MTSU Homecoming has a proud history
School spirit and the famous Blue Raider pride shines possibly at its brightest during homecoming week festivities.
The ceremonial crowning of homecoming king and queen, the Band of Blue striking up the fight song, the parade celebrating Blue Raider pride with decorated floats, tailgating and the football game are just some of the customs associated with homecoming.
Alumni enjoy this sentimental time as a way to reflect back upon their days as students. Homecoming is also a great time for them to look at how the campus and their fellow Blue Raiders have flourished.
Originally, a senior class brought about homecoming.
A football queen had never existed until 1934, when Mary Adams and “Bill” Westzel were designated as football sponsors. In the following year of 1935, Frances Nicholson was crowned “Queen of Love and Beauty.” The parade was not established until 1939.
During the WWII, 1943-45, football was suspended, but the parade lived on. Despite the gas shortage in 1942, Blue Raider pride kept the tradition alive. Participants marched around the square on foot and instead of vehicles they used horse drawn carriages.
“There is no better day than a fall afternoon to go to homecoming and watch a parade, and do some tailgating and go to a football game,” said Athletic Director Chris Massaro.
Since the fall of 1925, when graduates of the newly named Middle Tennessee State began coming back to the college on a “Homecoming Basis,” this picture-perfect day has progressed into what it is now.
In the Sidelines Sept. 23, 1943 newspaper this poem was published:
“All that I have left is memories of these days,
When we had fun in so many different ways;
I only hope that others at some future date,
May enjoy themselves as I did at Tennessee State.”
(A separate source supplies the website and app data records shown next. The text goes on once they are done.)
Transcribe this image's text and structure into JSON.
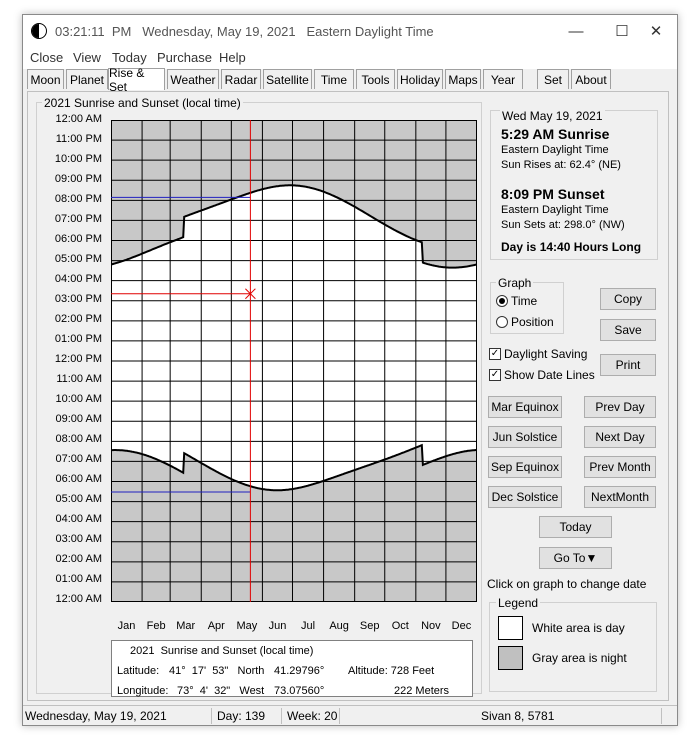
{
  "window": {
    "title": "03:21:11  PM   Wednesday, May 19, 2021   Eastern Daylight Time",
    "minimize": "—",
    "maximize": "☐",
    "close": "✕"
  },
  "menu": [
    "Close",
    "View",
    "Today",
    "Purchase",
    "Help"
  ],
  "tabs": [
    "Moon",
    "Planet",
    "Rise & Set",
    "Weather",
    "Radar",
    "Satellite",
    "Time",
    "Tools",
    "Holiday",
    "Maps",
    "Year",
    "Set",
    "About"
  ],
  "active_tab": "Rise & Set",
  "graph": {
    "group_title": "2021  Sunrise and Sunset (local time)",
    "y_labels": [
      "12:00 AM",
      "11:00 PM",
      "10:00 PM",
      "09:00 PM",
      "08:00 PM",
      "07:00 PM",
      "06:00 PM",
      "05:00 PM",
      "04:00 PM",
      "03:00 PM",
      "02:00 PM",
      "01:00 PM",
      "12:00 PM",
      "11:00 AM",
      "10:00 AM",
      "09:00 AM",
      "08:00 AM",
      "07:00 AM",
      "06:00 AM",
      "05:00 AM",
      "04:00 AM",
      "03:00 AM",
      "02:00 AM",
      "01:00 AM",
      "12:00 AM"
    ],
    "months": [
      "Jan",
      "Feb",
      "Mar",
      "Apr",
      "May",
      "Jun",
      "Jul",
      "Aug",
      "Sep",
      "Oct",
      "Nov",
      "Dec"
    ],
    "current_day_of_year": 139,
    "current_time_hours": 15.35,
    "sunrise_hours": 5.48,
    "sunset_hours": 20.15,
    "dst_start_day": 73,
    "dst_end_day": 311
  },
  "info": {
    "title": "2021  Sunrise and Sunset (local time)",
    "lat_label": "Latitude:",
    "lat_dms": "41°  17'  53\"   North",
    "lat_dec": "41.29796°",
    "alt_label": "Altitude: 728 Feet",
    "lon_label": "Longitude:",
    "lon_dms": "73°  4'  32\"   West",
    "lon_dec": "73.07560°",
    "alt_m": "222 Meters"
  },
  "details": {
    "date": "Wed  May 19, 2021",
    "sunrise": "5:29 AM Sunrise",
    "tz1": "Eastern Daylight Time",
    "rise_az": "Sun Rises at:  62.4° (NE)",
    "sunset": "8:09 PM Sunset",
    "tz2": "Eastern Daylight Time",
    "set_az": "Sun Sets at:  298.0° (NW)",
    "day_length": "Day is 14:40 Hours Long"
  },
  "graph_options": {
    "title": "Graph",
    "time": "Time",
    "position": "Position"
  },
  "buttons": {
    "copy": "Copy",
    "save": "Save",
    "print": "Print",
    "mar_equinox": "Mar Equinox",
    "prev_day": "Prev Day",
    "jun_solstice": "Jun Solstice",
    "next_day": "Next Day",
    "sep_equinox": "Sep Equinox",
    "prev_month": "Prev Month",
    "dec_solstice": "Dec Solstice",
    "next_month": "NextMonth",
    "today": "Today",
    "goto": "Go To▼"
  },
  "checks": {
    "daylight_saving": "Daylight Saving",
    "show_date_lines": "Show Date Lines"
  },
  "hint": "Click on graph to change date",
  "legend": {
    "title": "Legend",
    "day": "White area is day",
    "night": "Gray area is night"
  },
  "status": {
    "date": "Wednesday, May 19, 2021",
    "day": "Day: 139",
    "week": "Week: 20",
    "hebrew": "Sivan 8, 5781"
  },
  "colors": {
    "night": "#c8c8c8",
    "day": "#ffffff",
    "grid": "#000000",
    "marker": "#e00000",
    "sunline": "#2020c0"
  }
}
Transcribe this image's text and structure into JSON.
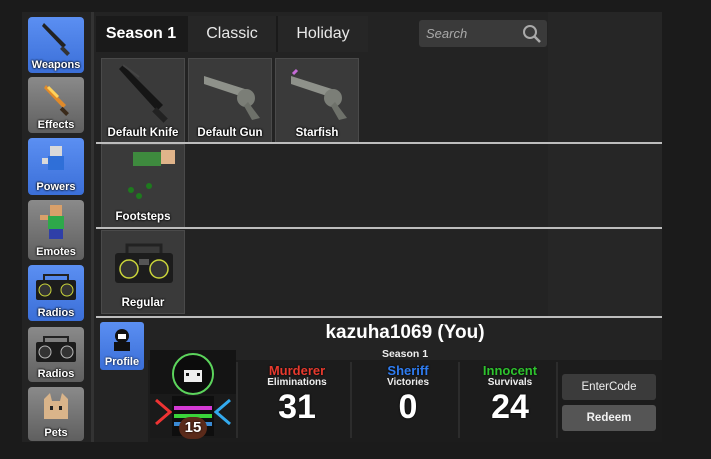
{
  "sidebar": {
    "items": [
      {
        "label": "Weapons",
        "icon": "knife-icon",
        "active": true
      },
      {
        "label": "Effects",
        "icon": "flame-knife-icon",
        "active": false
      },
      {
        "label": "Powers",
        "icon": "running-avatar-icon",
        "active": true
      },
      {
        "label": "Emotes",
        "icon": "emote-avatar-icon",
        "active": false
      },
      {
        "label": "Radios",
        "icon": "boombox-icon",
        "active": true
      },
      {
        "label": "Radios",
        "icon": "boombox-icon",
        "active": false
      },
      {
        "label": "Pets",
        "icon": "cat-pet-icon",
        "active": false
      }
    ]
  },
  "tabs": [
    {
      "label": "Season 1",
      "active": true
    },
    {
      "label": "Classic",
      "active": false
    },
    {
      "label": "Holiday",
      "active": false
    }
  ],
  "search": {
    "placeholder": "Search"
  },
  "items": {
    "weapons": [
      {
        "name": "Default Knife",
        "icon": "knife-icon"
      },
      {
        "name": "Default Gun",
        "icon": "revolver-icon"
      },
      {
        "name": "Starfish",
        "icon": "starfish-revolver-icon"
      }
    ],
    "footsteps": {
      "name": "Footsteps",
      "icon": "footsteps-avatar-icon"
    },
    "radio": {
      "name": "Regular",
      "icon": "boombox-icon"
    }
  },
  "profile": {
    "button_label": "Profile",
    "username": "kazuha1069 (You)",
    "season": "Season 1",
    "level": "15",
    "stats": [
      {
        "role": "Murderer",
        "sub": "Eliminations",
        "value": "31",
        "color": "#e83a2e"
      },
      {
        "role": "Sheriff",
        "sub": "Victories",
        "value": "0",
        "color": "#2f7cf0"
      },
      {
        "role": "Innocent",
        "sub": "Survivals",
        "value": "24",
        "color": "#2ec32e"
      }
    ],
    "enter_code_label": "EnterCode",
    "redeem_label": "Redeem"
  },
  "colors": {
    "accent_blue": "#4a80e8",
    "panel": "#232323"
  }
}
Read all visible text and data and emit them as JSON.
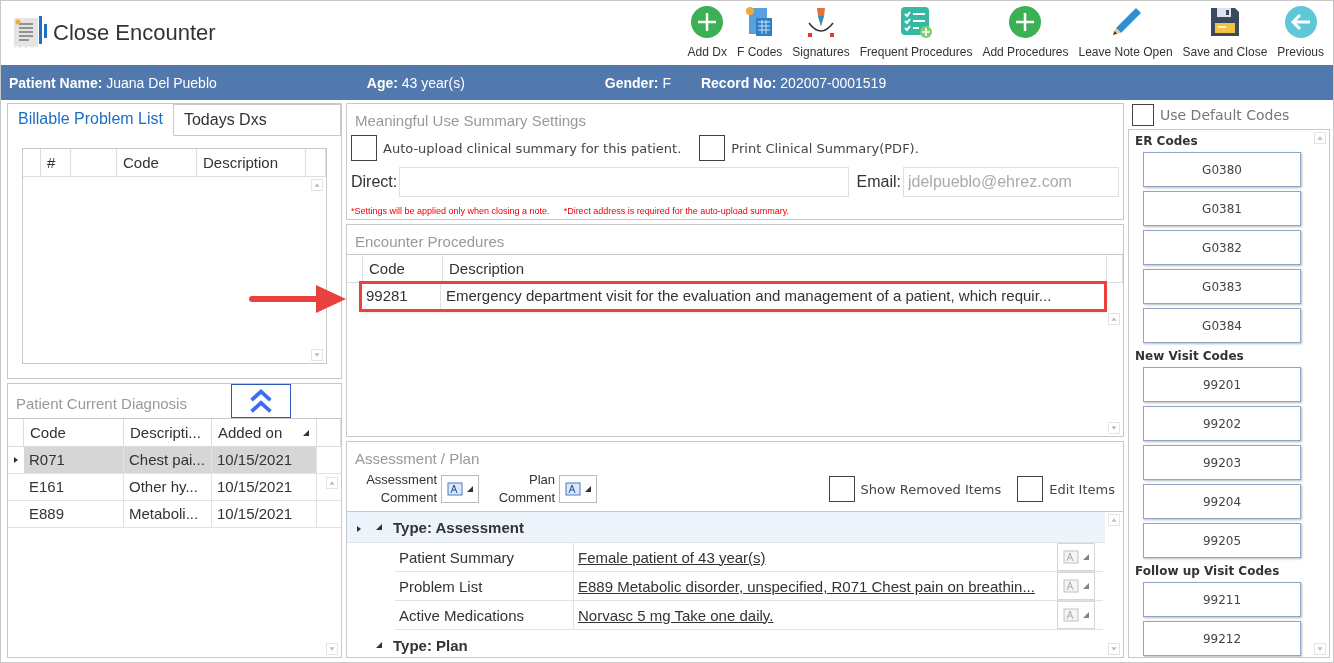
{
  "window": {
    "title": "Close Encounter"
  },
  "toolbar": [
    {
      "label": "Add Dx",
      "kind": "plus"
    },
    {
      "label": "F Codes",
      "kind": "calculator"
    },
    {
      "label": "Signatures",
      "kind": "pen"
    },
    {
      "label": "Frequent Procedures",
      "kind": "checklist"
    },
    {
      "label": "Add Procedures",
      "kind": "plus"
    },
    {
      "label": "Leave Note Open",
      "kind": "pencil"
    },
    {
      "label": "Save and Close",
      "kind": "save"
    },
    {
      "label": "Previous",
      "kind": "back"
    }
  ],
  "patient_bar": [
    {
      "label": "Patient Name:",
      "value": "Juana Del Pueblo"
    },
    {
      "label": "Age:",
      "value": "43 year(s)"
    },
    {
      "label": "Gender:",
      "value": "F"
    },
    {
      "label": "Record No:",
      "value": "202007-0001519"
    }
  ],
  "left_tabs": [
    {
      "label": "Billable Problem List",
      "selected": true
    },
    {
      "label": "Todays Dxs",
      "selected": false
    }
  ],
  "billable_grid": {
    "columns": [
      "#",
      "Code",
      "Description"
    ]
  },
  "current_diagnosis": {
    "title": "Patient Current Diagnosis",
    "columns": [
      "Code",
      "Descripti...",
      "Added on"
    ],
    "rows": [
      {
        "code": "R071",
        "description": "Chest pai...",
        "added_on": "10/15/2021",
        "selected": true
      },
      {
        "code": "E161",
        "description": "Other hy...",
        "added_on": "10/15/2021",
        "selected": false
      },
      {
        "code": "E889",
        "description": "Metaboli...",
        "added_on": "10/15/2021",
        "selected": false
      }
    ]
  },
  "meaningful_use": {
    "title": "Meaningful Use Summary Settings",
    "checkboxes": [
      {
        "label": "Auto-upload clinical summary for this patient.",
        "checked": false
      },
      {
        "label": "Print Clinical Summary(PDF).",
        "checked": false
      }
    ],
    "direct": {
      "label": "Direct:"
    },
    "email": {
      "label": "Email:",
      "placeholder": "jdelpueblo@ehrez.com"
    },
    "notes": [
      "*Settings will be applied only when closing a note.",
      "*Direct address is required for the auto-upload summary."
    ]
  },
  "encounter_procedures": {
    "title": "Encounter Procedures",
    "columns": [
      "Code",
      "Description"
    ],
    "rows": [
      {
        "code": "99281",
        "description": "Emergency department visit for the evaluation and management of a patient, which requir...",
        "highlighted": true
      }
    ]
  },
  "assessment_plan": {
    "title": "Assessment / Plan",
    "comments": [
      {
        "label": "Assessment Comment"
      },
      {
        "label": "Plan Comment"
      }
    ],
    "checkboxes": [
      {
        "label": "Show Removed Items",
        "checked": false
      },
      {
        "label": "Edit Items",
        "checked": false
      }
    ],
    "groups": [
      {
        "title": "Type: Assessment",
        "expanded": true,
        "items": [
          {
            "label": "Patient Summary",
            "value": "Female patient of 43 year(s)"
          },
          {
            "label": "Problem List",
            "value": "E889 Metabolic disorder, unspecified, R071 Chest pain on breathin..."
          },
          {
            "label": "Active Medications",
            "value": "Norvasc 5 mg Take one daily."
          }
        ]
      },
      {
        "title": "Type: Plan",
        "expanded": true
      }
    ]
  },
  "codes_panel": {
    "use_default": {
      "label": "Use Default Codes",
      "checked": false
    },
    "sections": [
      {
        "title": "ER Codes",
        "codes": [
          "G0380",
          "G0381",
          "G0382",
          "G0383",
          "G0384"
        ]
      },
      {
        "title": "New Visit Codes",
        "codes": [
          "99201",
          "99202",
          "99203",
          "99204",
          "99205"
        ]
      },
      {
        "title": "Follow up Visit Codes",
        "codes": [
          "99211",
          "99212"
        ]
      }
    ]
  }
}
Captain Roger Smith, alumnus of the class of 1941, wrote this poem on the battle lines in the South Pacific. It could be thought that when we gather for this year’s homecoming, Smith would be happy to know that throughout the years the happiness associated with homecoming lives on at MTSU.
On the field, the Blue Raiders have had their share of success since the first homecoming football game in 1937 ended in a 13-13 tie against in-state foe, Tennessee Tech.
MT football touts a 50-20-2 record in Homecoming games, beating its opponents by an average of over 11 points per contest, including 13 shut outs. The team posted its largest Homecoming victory in 1991, when it beat Southeast Missouri State, 52-0. The Blue Raiders are 11-4 versus current Sun Belt teams in Homecoming match ups and had defeated ULM twice before on Homecoming by a margin of 28 points in each game.
The annual tradition of “homecoming” owes its origins to a 1911 football game pitting the University of Missouri against its heated rival, the University of Kansas Jayhawks. Missouri Athletic Director Chester Brewer invited alumni to “come home” to help cheer on the Tigers in Columbia, Mo., on that fall day. Over 10,000 alumni attended the game, which ended in a 3-3 tie.
Since then, teams from most recognized colleges and thousands of high schools have taken part in this tradition and have incorporated it into their annual celebrations.